<i>Goodbye Paradise</i>

Goodbye Paradise is a 1983 Australian film directed by Carl Schultz. The plot centres on Queensland's Gold Coast in the early 1980s, when a disgraced former cop, Michael Stacey writes a book exposing police corruption, does an investigation resulting in 2 murders, exposes a religious cult and watches the army begin a military coup.

Lonely Hearts is a 1982 Australian film directed by Paul Cox which won the 1982 AFI Award for Best Film and was nominated in four other categories.

<i>Pure Shit</i>

Pure Shit is a 1975 Australian drama film directed by Bert Deling.

Warm Nights on a Slow Moving Train is a 1988 Australian film directed by Bob Ellis and starring Wendy Hughes, Colin Friels, and Norman Kaye. Nominated at the AFI Awards in the Best Achievement in Cinematography category.

<i>Turtle Beach</i> (film) 1992 Australian film

Turtle Beach, also known as The Killing Beach, is a 1992 Australian film directed by Stephen Wallace and starring Greta Scacchi and Joan Chen. The screenplay was written by Ann Turner, based on the novel of the same name by Blanche d'Alpuget. It caused controversy in Malaysia, where the government took exception to scenes of Malays executing refugees.

<i>Exile</i> (1994 film) 1994 film

Exile is a 1994 Australian drama film directed by Paul Cox. It was entered into the 44th Berlin International Film Festival. The film was shot entirely on location in Tasmania.

...Maybe This Time is a 1980 Australian feature film starring Bill Hunter, Mike Preston, Ken Shorter and Judy Morris. It was the first feature directed by Chris McGill.

<i>3 to Go</i>

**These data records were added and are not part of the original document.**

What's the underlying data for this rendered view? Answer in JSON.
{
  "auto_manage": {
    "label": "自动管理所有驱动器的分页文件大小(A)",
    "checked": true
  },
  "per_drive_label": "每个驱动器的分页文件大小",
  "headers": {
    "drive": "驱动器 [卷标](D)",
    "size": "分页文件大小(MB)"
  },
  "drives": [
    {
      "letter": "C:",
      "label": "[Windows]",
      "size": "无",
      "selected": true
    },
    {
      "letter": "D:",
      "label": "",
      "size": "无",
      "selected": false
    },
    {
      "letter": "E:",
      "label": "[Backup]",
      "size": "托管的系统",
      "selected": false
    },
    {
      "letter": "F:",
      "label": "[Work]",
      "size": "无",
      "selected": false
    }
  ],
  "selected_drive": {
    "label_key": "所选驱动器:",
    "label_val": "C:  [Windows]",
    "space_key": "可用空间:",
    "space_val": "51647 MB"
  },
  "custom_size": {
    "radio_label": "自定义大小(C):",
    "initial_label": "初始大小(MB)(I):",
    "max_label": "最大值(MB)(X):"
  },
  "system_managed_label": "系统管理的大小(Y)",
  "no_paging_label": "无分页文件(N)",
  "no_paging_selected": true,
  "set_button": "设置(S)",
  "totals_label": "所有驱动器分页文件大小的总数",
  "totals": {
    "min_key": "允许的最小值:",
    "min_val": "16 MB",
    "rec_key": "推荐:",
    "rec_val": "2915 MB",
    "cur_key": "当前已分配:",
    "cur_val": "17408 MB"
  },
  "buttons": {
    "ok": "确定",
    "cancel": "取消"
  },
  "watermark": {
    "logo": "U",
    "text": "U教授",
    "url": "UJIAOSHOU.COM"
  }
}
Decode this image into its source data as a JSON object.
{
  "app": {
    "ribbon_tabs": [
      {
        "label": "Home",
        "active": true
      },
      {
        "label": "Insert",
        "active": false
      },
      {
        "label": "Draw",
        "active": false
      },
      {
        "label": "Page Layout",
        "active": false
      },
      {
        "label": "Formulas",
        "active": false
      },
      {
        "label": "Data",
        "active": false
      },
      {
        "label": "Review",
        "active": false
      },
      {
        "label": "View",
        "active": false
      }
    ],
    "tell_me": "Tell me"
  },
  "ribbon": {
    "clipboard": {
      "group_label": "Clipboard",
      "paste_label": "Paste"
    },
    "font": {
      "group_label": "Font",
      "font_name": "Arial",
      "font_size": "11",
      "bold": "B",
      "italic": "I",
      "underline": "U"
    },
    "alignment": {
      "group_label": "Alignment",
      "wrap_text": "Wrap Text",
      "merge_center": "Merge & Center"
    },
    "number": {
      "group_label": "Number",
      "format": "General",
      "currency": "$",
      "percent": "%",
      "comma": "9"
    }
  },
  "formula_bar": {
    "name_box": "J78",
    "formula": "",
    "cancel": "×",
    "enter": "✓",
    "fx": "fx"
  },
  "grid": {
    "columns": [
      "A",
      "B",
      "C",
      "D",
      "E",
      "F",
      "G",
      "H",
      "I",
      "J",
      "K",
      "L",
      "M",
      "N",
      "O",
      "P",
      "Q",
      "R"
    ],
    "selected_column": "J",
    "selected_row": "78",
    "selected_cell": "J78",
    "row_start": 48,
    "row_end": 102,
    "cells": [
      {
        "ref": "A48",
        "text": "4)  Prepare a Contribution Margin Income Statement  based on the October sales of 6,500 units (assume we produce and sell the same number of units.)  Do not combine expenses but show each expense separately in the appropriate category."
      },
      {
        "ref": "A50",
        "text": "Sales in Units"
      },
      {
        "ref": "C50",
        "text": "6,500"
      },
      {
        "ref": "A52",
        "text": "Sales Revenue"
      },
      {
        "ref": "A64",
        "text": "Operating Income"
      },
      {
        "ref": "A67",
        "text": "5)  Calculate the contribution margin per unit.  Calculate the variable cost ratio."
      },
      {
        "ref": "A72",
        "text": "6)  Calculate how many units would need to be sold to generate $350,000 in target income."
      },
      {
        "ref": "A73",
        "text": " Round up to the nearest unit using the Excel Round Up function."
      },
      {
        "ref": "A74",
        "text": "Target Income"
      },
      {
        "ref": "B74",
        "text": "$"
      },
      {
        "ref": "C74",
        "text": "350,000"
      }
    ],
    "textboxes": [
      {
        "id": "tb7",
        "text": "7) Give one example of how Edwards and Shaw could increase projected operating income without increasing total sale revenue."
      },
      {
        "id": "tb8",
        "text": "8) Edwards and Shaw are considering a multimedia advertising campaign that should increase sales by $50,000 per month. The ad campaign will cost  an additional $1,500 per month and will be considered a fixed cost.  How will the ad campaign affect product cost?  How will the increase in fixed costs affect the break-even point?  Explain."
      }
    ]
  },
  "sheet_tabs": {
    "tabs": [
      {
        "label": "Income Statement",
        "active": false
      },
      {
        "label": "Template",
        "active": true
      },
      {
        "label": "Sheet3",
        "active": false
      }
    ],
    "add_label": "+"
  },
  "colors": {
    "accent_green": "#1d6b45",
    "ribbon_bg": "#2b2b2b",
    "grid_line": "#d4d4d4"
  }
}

3 to Go is a portmanteau Australian film consisting of three stories, each presenting a young Australian at a moment of decision about their future. The film was first shown on commercial television in March 1971 and episodes screened individually in cinemas as supporting shorts. One of the stories, Michael, written and directed by Peter Weir, went on to receive an Australian Academy of Cinema and Television Arts award.

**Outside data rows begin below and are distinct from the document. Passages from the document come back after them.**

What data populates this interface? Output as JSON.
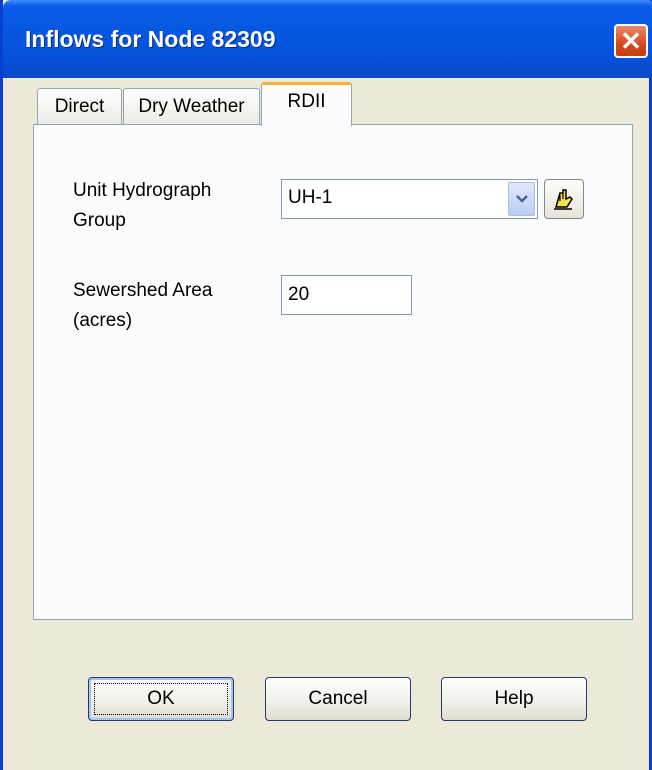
{
  "window": {
    "title": "Inflows for Node 82309",
    "close_symbol": "✕"
  },
  "tabs": [
    {
      "label": "Direct",
      "active": false
    },
    {
      "label": "Dry Weather",
      "active": false
    },
    {
      "label": "RDII",
      "active": true
    }
  ],
  "rdii": {
    "unit_hydrograph_label_line1": "Unit Hydrograph",
    "unit_hydrograph_label_line2": "Group",
    "unit_hydrograph_value": "UH-1",
    "sewershed_label_line1": "Sewershed Area",
    "sewershed_label_line2": "(acres)",
    "sewershed_value": "20"
  },
  "buttons": {
    "ok": "OK",
    "cancel": "Cancel",
    "help": "Help"
  },
  "colors": {
    "titlebar": "#0657e0",
    "close": "#d8481f",
    "active_tab_accent": "#f6b33b",
    "dialog_bg": "#ece9d8"
  },
  "icons": {
    "dropdown": "chevron-down-icon",
    "edit": "pencil-hand-icon",
    "close": "close-icon"
  }
}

Australia After Dark is a 1975 documentary directed by John D. Lamond. It was his first feature.

The ABC of Love and Sex: Australia Style is a 1978 Australian documentary film that was released on 3 March 1978.

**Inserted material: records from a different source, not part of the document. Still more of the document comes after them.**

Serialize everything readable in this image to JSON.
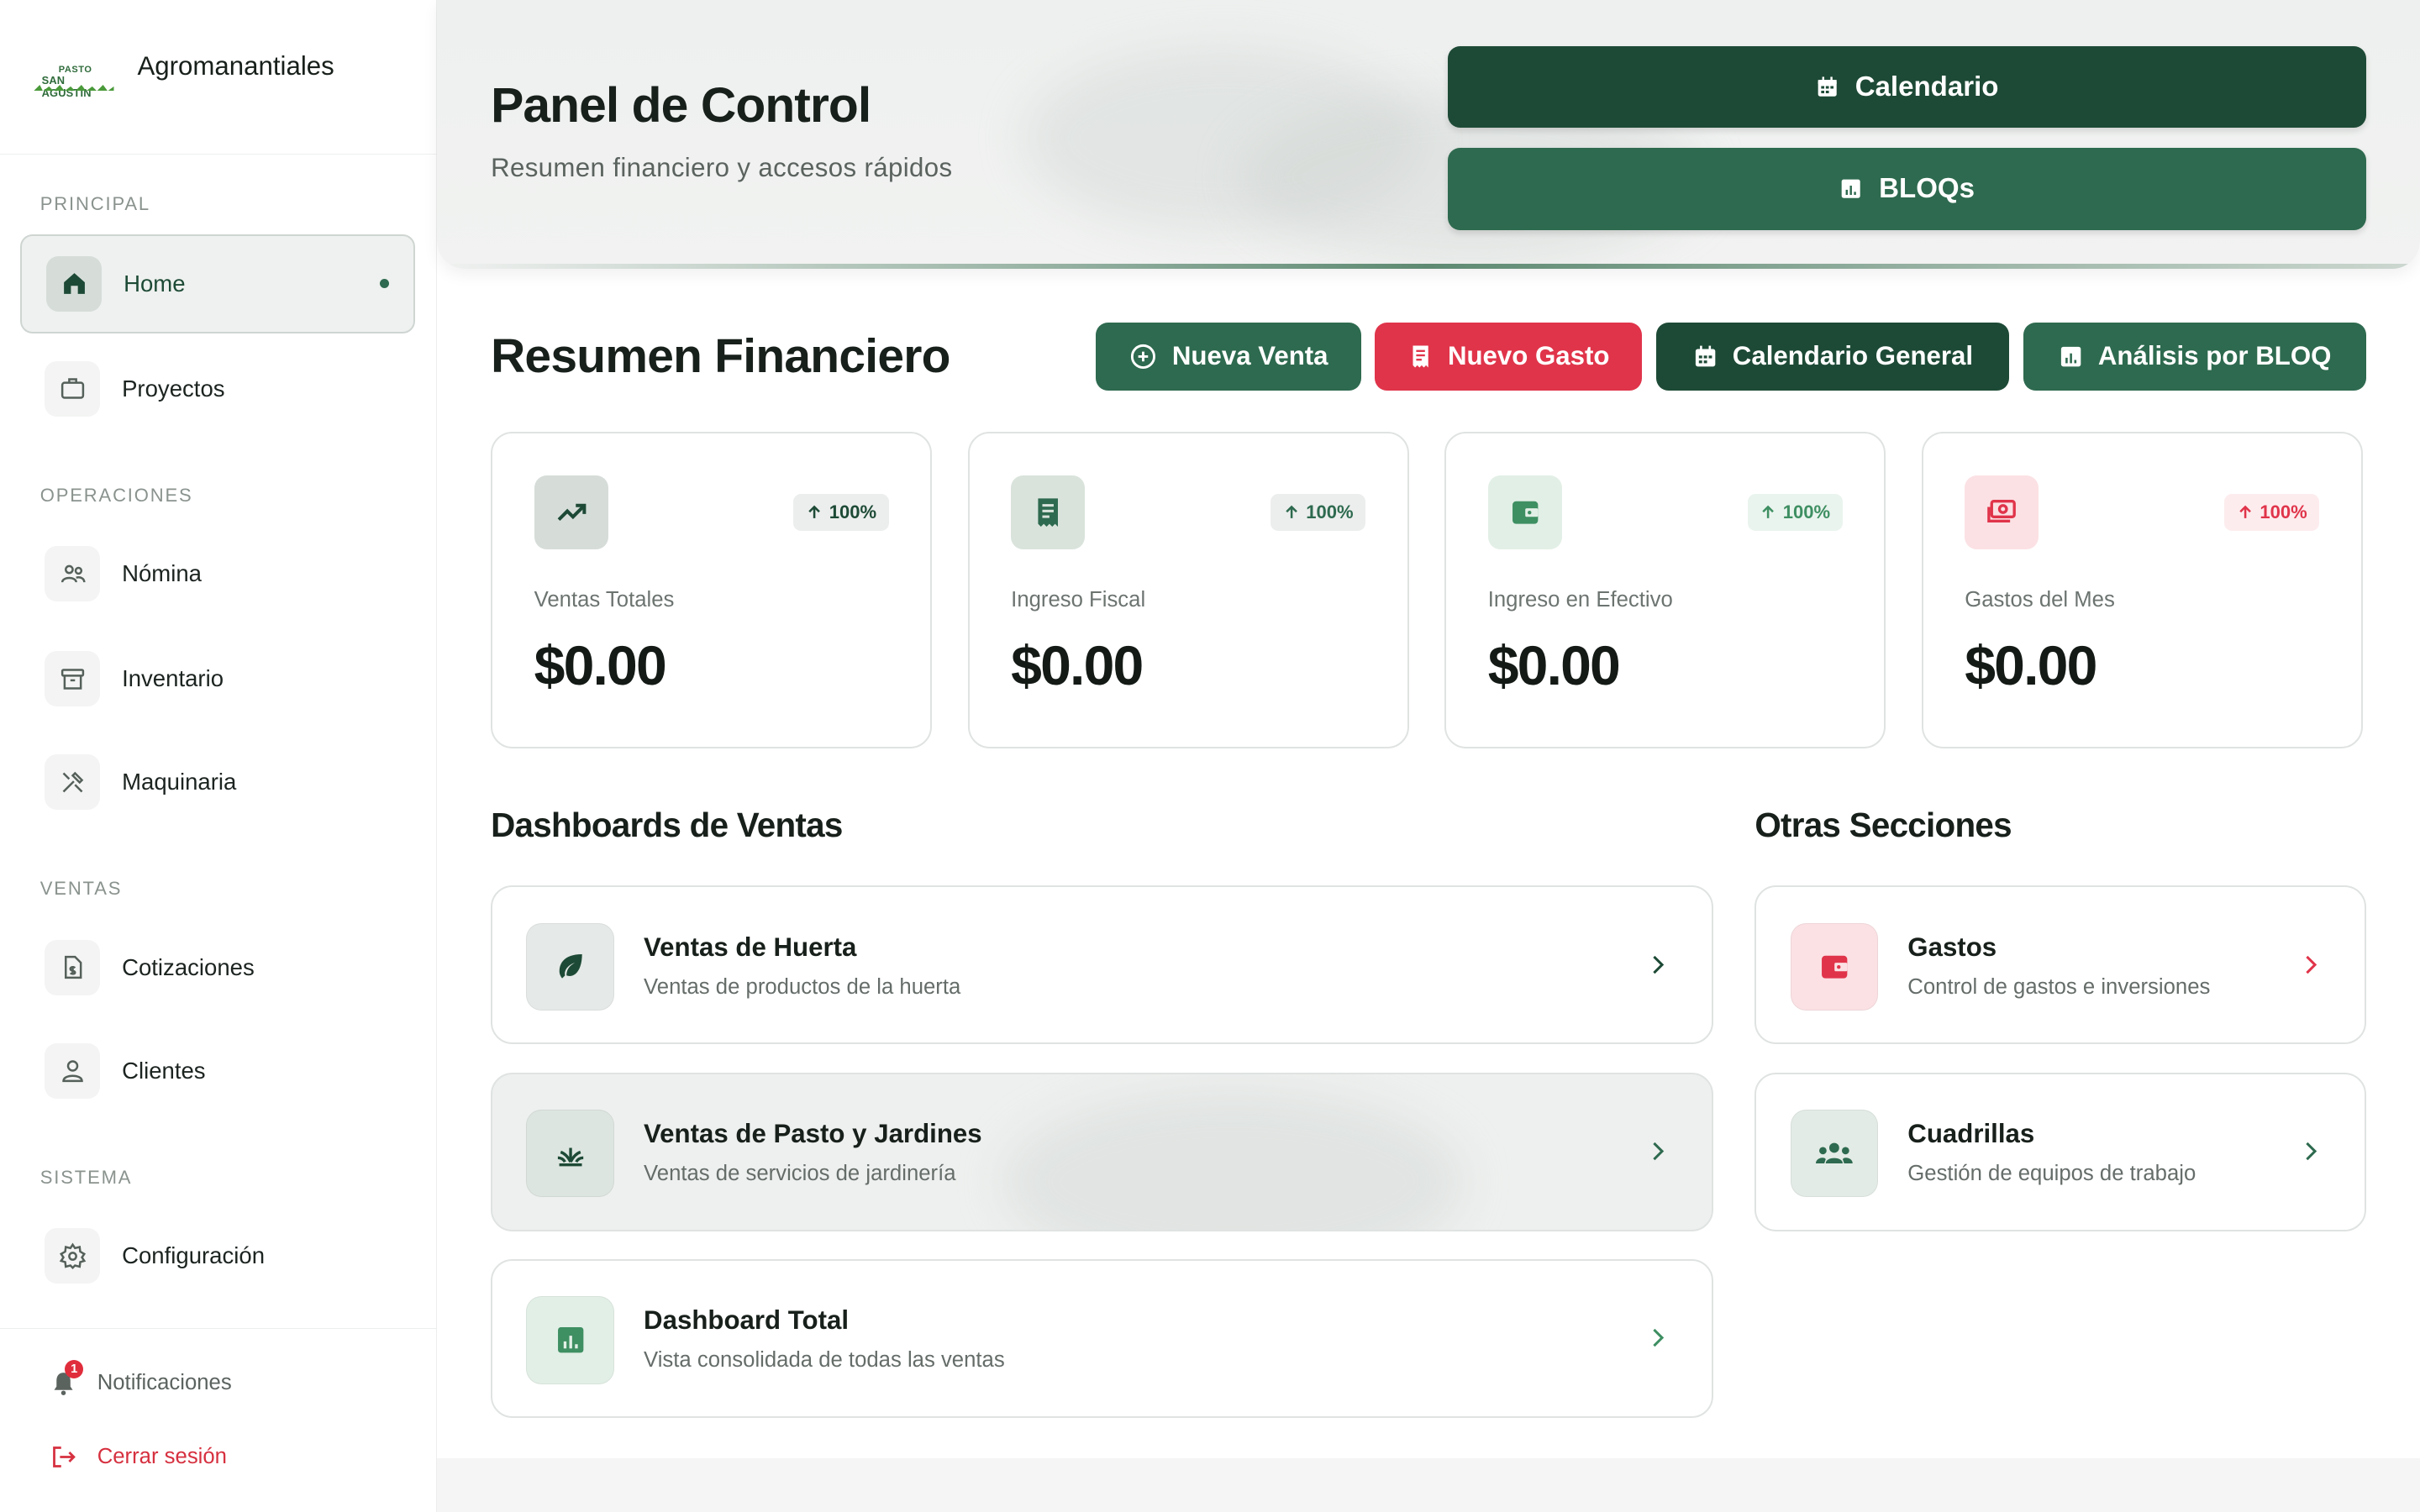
{
  "brand": {
    "logo_line1": "PASTO",
    "logo_line2": "SAN AGUSTÍN",
    "name": "Agromanantiales"
  },
  "sidebar": {
    "sections": [
      {
        "label": "PRINCIPAL"
      },
      {
        "label": "OPERACIONES"
      },
      {
        "label": "VENTAS"
      },
      {
        "label": "SISTEMA"
      }
    ],
    "items": [
      {
        "label": "Home",
        "icon": "home-icon",
        "active": true
      },
      {
        "label": "Proyectos",
        "icon": "briefcase-icon"
      },
      {
        "label": "Nómina",
        "icon": "people-icon"
      },
      {
        "label": "Inventario",
        "icon": "archive-icon"
      },
      {
        "label": "Maquinaria",
        "icon": "tools-icon"
      },
      {
        "label": "Cotizaciones",
        "icon": "invoice-icon"
      },
      {
        "label": "Clientes",
        "icon": "user-icon"
      },
      {
        "label": "Configuración",
        "icon": "gear-icon"
      }
    ],
    "footer": {
      "notifications_label": "Notificaciones",
      "notifications_count": "1",
      "logout_label": "Cerrar sesión"
    }
  },
  "header": {
    "title": "Panel de Control",
    "subtitle": "Resumen financiero y accesos rápidos",
    "calendar_button": "Calendario",
    "bloqs_button": "BLOQs"
  },
  "financial": {
    "title": "Resumen Financiero",
    "actions": [
      {
        "label": "Nueva Venta",
        "icon": "plus-circle-icon"
      },
      {
        "label": "Nuevo Gasto",
        "icon": "receipt-icon"
      },
      {
        "label": "Calendario General",
        "icon": "calendar-icon"
      },
      {
        "label": "Análisis por BLOQ",
        "icon": "chart-icon"
      }
    ],
    "stats": [
      {
        "label": "Ventas Totales",
        "value": "$0.00",
        "change": "100%",
        "icon": "trending-up-icon"
      },
      {
        "label": "Ingreso Fiscal",
        "value": "$0.00",
        "change": "100%",
        "icon": "receipt-icon"
      },
      {
        "label": "Ingreso en Efectivo",
        "value": "$0.00",
        "change": "100%",
        "icon": "wallet-icon"
      },
      {
        "label": "Gastos del Mes",
        "value": "$0.00",
        "change": "100%",
        "icon": "cash-icon"
      }
    ]
  },
  "sales_dashboards": {
    "title": "Dashboards de Ventas",
    "items": [
      {
        "title": "Ventas de Huerta",
        "desc": "Ventas de productos de la huerta",
        "icon": "leaf-icon"
      },
      {
        "title": "Ventas de Pasto y Jardines",
        "desc": "Ventas de servicios de jardinería",
        "icon": "grass-icon"
      },
      {
        "title": "Dashboard Total",
        "desc": "Vista consolidada de todas las ventas",
        "icon": "bar-chart-icon"
      }
    ]
  },
  "other_sections": {
    "title": "Otras Secciones",
    "items": [
      {
        "title": "Gastos",
        "desc": "Control de gastos e inversiones",
        "icon": "wallet-icon"
      },
      {
        "title": "Cuadrillas",
        "desc": "Gestión de equipos de trabajo",
        "icon": "group-icon"
      }
    ]
  },
  "colors": {
    "primary_dark": "#1d4a36",
    "primary": "#2e6a4f",
    "danger": "#e0344a",
    "accent_green": "#3e8f62"
  }
}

The Nun and the Bandit is an Australian film directed by Paul Cox.

Deadly is a 1991 Australian film directed by Esben Storm.

Sensitive New Age Killer is a 2001 Australian film directed by Mark Savage. The film was co-written by director Mark Savage and DOP David Richardson.

References

  1. Andrew L. Urban, "Bob Ellis' The Nostradamus Kid", Cinema Papers, January 1992 p12-17
  2. Richard Brennan, "Bob Ellis", Cinema Papers, Cinema Papers, Oct-Nov 1980 p386
  3. 1 2 3 4 Interview with Bob Ellis, 13 August 1996 Archived 24 August 2013 at the Wayback Machine accessed 14 October 2012
  4. David Stratton, The Avocado Plantation: Boom and Bust in the Australian Film Industry, Pan MacMillan, 1990 p124
  5. Helen Barlow, "The Australian Film Finance Corporation", Cinema Papers, August 1991 p39
  6. "The World According To Ellis". Filmnews . 23 (7). New South Wales, Australia. 1 October 1993. p. 8. Retrieved 5 May 2017 via National Library of Australia.
  7. 'The Nostradamus Kid' at Ozmovies, accessed 26 October 2017.
  8. Film Victoria - Australian Films at the Australian Box Office